The new brand, called L’Orbe, reflects the challenges of innovating in an industry where basic production methods have changed little over the years. As sales of mass-market liquor brands slow in developed markets and economic headwinds mount in the emerging world that’s driven growth, Pernod Ricard and other distillers are pursuing “premiumisation,” seeking to sell their drinks at a higher price.
Vodka remains the largest spirit in the US, accounting for around US$18 billion in annual sales, but darker drinks such as cognac and whiskey are growing faster. Vodka is suffering from what a former executive at Smirnoff owner Diageo Plc in 2014 termed “flavor fatigue.” Smirnoff’s dozens of offshoots have included Fluffed Marshmallow and Pineapple Coconut Sorbet, while Pernod Ricard dabbled in Electricity and Fresh-Cut Grass vodkas under the Oddka label.
“In the U.S. brown spirits have gained market share partly due to perceived greater authenticity, while fruit-based flavored innovation in vodka seems to have run out of steam,” Trevor Stirling, an analyst at Sanford C. Bernstein, said by phone.
It hasn’t stopped distillers from trying. Last year, Diageo began paying record producer DJ Khaled to promote its Ciroc mango vodka. The company annually wraps its Red, White and Berry Smirnoff bottles in stars-and-stripes packaging in the run-up to US Independence Day celebrations. Campari’s Skyy vodka line counts 17 flavors, including Bartlett Pear and Texas Grapefruit.
Now distillers are seeking more sophisticated innovations. Diageo, Pernod Ricard’s larger competitor, last year turned to a former pharmaceutical chemist to fine-tune the formula for an offshoot of its Johnnie Walker scotch.
Pernod Ricard’s Breakthrough Innovation Group, in a lab across town from the company’s Paris headquarters, previously developed a system for home bartenders that houses spirits in special cartridges linked to a mobile app that measures liquid levels and suggests cocktails to mix. Future projects could rethink glassware or lean on digital innovation, though the company is tight-lipped about its plans.
For its caviar-infused vodka, Pernod Ricard patented a technology developed by Capsum, a cosmetics contractor based on the French Riviera. By 2020, Pernod Ricard aims to sell 100,000 bottles of L’Orbe, made at its Absolut distillery in Sweden and flavored with sturgeon eggs from French brand Sturia. While that won’t immediately move the needle on the 130 million Absolut bottles sold annually, it’s an important step in proving that the company is embracing new thinking to breathe life into ailing categories, said Alain Dufosse, who leads the Paris innovation team.
“Compared to premium vodka or even the ultra-premium, we are really in a very niche space,” Dufosse said in an interview, declining to comment on the innovation group’s budget. “Vodka is very crowded. It’s becoming extremely competitive, but this is an infusion nobody is able to perform unless they have the technology.”

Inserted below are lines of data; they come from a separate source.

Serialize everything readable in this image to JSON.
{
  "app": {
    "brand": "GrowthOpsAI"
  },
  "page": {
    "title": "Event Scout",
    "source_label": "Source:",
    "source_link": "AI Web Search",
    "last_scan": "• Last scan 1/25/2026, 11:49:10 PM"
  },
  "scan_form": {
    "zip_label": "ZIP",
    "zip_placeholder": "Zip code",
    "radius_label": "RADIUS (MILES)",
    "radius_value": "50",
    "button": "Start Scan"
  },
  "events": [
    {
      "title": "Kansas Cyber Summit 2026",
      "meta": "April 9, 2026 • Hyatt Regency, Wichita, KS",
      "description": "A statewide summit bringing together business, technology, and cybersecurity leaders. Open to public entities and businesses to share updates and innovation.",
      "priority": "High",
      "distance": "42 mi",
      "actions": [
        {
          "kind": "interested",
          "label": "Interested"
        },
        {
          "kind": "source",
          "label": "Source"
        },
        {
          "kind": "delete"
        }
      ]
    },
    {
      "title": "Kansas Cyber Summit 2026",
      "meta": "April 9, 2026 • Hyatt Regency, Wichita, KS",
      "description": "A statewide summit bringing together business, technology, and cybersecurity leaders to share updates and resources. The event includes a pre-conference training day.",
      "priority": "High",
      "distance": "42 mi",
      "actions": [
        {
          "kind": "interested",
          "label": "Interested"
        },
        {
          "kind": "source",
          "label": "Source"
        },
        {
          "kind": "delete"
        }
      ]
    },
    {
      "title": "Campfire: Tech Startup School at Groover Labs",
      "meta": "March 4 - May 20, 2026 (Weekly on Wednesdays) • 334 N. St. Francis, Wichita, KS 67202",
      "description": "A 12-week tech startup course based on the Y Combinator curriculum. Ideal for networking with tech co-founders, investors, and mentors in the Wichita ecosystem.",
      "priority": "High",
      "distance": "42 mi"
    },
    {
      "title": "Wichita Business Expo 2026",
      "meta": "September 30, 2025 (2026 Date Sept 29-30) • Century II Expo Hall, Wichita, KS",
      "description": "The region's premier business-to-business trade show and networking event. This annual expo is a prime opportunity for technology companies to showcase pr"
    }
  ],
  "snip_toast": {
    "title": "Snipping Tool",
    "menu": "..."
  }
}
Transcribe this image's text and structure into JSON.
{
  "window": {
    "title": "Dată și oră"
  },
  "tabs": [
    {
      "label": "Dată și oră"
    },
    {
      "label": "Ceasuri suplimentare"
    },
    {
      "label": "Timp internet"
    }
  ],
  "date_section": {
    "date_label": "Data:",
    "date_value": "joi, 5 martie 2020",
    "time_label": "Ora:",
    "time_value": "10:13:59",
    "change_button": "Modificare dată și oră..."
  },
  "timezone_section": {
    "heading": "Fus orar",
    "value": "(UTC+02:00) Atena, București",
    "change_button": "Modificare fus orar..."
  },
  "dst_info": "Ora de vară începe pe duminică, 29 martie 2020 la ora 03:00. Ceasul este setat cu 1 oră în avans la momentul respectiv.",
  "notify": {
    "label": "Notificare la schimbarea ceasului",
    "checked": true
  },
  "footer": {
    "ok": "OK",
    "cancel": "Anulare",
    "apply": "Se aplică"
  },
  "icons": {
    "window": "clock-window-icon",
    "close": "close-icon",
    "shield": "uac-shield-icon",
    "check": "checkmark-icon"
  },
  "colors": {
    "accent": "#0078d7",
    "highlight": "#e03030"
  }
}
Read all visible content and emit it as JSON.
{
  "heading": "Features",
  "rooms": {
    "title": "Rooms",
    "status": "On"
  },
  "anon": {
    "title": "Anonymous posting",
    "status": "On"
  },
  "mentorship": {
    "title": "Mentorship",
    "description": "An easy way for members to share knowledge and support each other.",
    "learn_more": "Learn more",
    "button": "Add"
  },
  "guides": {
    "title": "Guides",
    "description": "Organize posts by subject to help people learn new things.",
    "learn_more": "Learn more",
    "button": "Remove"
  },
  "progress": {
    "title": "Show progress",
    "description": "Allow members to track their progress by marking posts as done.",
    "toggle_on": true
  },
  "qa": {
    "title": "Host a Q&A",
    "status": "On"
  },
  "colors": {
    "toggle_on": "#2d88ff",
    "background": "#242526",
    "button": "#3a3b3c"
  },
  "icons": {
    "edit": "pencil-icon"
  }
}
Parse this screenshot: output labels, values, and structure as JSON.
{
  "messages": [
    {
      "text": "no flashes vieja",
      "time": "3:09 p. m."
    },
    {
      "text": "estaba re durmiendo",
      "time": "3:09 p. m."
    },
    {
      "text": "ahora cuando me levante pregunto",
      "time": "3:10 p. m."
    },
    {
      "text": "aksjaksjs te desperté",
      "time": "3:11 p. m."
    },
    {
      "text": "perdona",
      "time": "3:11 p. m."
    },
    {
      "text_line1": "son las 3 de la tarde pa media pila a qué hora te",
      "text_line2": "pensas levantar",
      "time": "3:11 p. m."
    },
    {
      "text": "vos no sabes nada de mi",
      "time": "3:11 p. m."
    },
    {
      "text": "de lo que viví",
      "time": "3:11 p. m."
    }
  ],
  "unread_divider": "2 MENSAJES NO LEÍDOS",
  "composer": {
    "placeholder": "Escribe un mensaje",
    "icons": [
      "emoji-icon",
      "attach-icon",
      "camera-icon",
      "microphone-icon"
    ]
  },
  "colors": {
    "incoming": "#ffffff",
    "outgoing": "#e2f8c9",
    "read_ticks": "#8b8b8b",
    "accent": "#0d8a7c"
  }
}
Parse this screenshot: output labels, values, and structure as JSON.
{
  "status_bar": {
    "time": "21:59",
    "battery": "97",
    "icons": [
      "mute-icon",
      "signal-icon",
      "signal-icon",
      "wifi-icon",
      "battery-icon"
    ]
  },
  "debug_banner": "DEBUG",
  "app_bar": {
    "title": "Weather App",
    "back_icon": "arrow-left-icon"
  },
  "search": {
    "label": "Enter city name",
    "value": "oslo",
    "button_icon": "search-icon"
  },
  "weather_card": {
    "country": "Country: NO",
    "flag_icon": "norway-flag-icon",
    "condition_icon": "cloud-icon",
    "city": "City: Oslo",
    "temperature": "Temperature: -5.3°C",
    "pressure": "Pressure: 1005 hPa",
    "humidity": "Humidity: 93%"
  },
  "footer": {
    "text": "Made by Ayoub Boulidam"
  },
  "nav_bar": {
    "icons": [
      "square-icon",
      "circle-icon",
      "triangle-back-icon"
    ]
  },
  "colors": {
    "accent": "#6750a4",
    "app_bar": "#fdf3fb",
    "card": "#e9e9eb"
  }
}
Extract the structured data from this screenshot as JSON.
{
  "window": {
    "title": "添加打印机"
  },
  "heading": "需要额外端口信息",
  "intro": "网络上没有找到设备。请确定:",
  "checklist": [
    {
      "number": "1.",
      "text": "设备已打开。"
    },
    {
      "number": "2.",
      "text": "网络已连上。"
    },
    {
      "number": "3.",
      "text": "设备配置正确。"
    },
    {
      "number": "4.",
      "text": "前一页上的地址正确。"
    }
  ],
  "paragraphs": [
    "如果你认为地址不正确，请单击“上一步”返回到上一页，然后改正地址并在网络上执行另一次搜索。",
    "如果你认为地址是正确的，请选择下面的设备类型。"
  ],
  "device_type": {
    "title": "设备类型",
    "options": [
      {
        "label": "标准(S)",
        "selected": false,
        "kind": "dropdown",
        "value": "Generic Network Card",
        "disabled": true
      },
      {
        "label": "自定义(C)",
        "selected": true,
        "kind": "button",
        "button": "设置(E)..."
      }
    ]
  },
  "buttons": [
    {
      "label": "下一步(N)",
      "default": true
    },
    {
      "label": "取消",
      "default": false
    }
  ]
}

In L’Orbe, the enrobed caviar sits at the center of the bottle in a narrow column perforated with half a dozen tiny holes. Erwan Castain, a 30-year-old Cornell University master’s degree candidate who manages the brand’s sales, marketing and supply chain, suggests mixing the vodka with Champagne and jasmine syrup, a concoction in which he says the taste of caviar helps soften the spirit’s hard edges. L’Orbe, introduced at London restaurant Sexy Fish, can also be used to glaze seared seafood.
In coming months, Castain will travel to London, New York and Hong Kong to promote the vodka among bartenders and restaurateurs. Pernod Ricard’s chief executive officer Alexandre Ricard visits the innovation group every few weeks to green-light or mothball projects.
“It was easy to pitch the concept of gastronomic drinks to Alex,” Castain said. “He loves caviar and we’re bringing spirits back to tables.”